In the bigger picture, medium term rebound from 0.6826 is seen as a corrective move. Decisive break of 0.7500 key support will suggest that such correction is completed. In that case, deeper decline would be seen back to retest 0.6826 low. In case of another rise, we’d expect strong resistance from 38.2% retracement of 1.1079 to 0.6826 at 0.8451 to limit upside to bring long term down trend resumption eventually.

Economic Indicators Update

GMT Ccy Events Actual Forecast Previous Revised
1:00 AUD TD Securities Inflation M/M Apr 0.50% 0.10%
1:00 CNY Manufacturing PMI Apr 51.4 51.3 51.5
1:00 CNY Non-manufacturing PMI Apr 54.8 54.5 54.6
6:00 EUR German Retail Sales M/M Mar 0.80% -0.70%
7:00 CHF KOF Leading Indicator Apr 106 106
8:00 EUR Eurozone M3 Money Supply Y/Y Mar 4.10% 4.20%
12:00 EUR German CPI M/M Apr P -0.10% 0.40%
12:00 EUR German CPI Y/Y Apr P 1.50% 1.60%
12:30 CAD Industrial Product Price M/M Mar 0.20% 0.10%
12:30 CAD Raw Materials Price Index M/M Mar 0.60% -0.30%
12:30 USD Personal Income Mar 0.40% 0.40%
12:30 USD Personal Spending Mar 0.40% 0.20%

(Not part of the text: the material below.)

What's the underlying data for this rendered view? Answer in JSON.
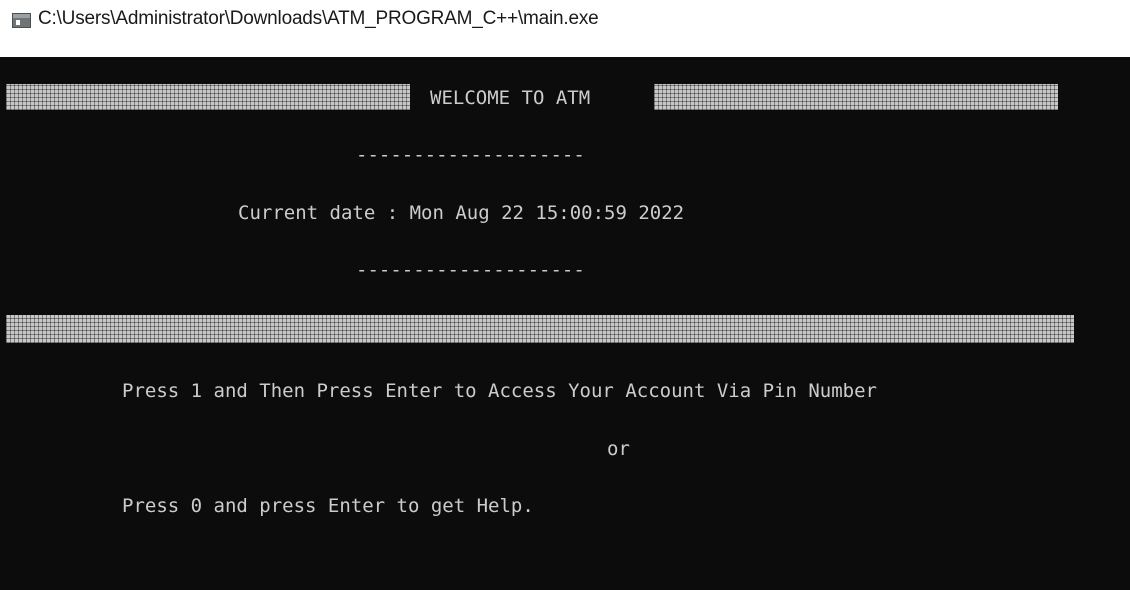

12:30 USD PCE Deflator M/M Mar 0.00% 0.20%
12:30 USD PCE Deflator Y/Y Mar 2.00% 1.80%
12:30 USD PCE Core M/M Mar 0.20% 0.20%
12:30 USD PCE Core Y/Y Mar 1.90% 1.60%
13:45 USD Chicago PMI Apr 58 57.4
14:00 USD Pending Home Sales M/M Mar 0.80% 3.10%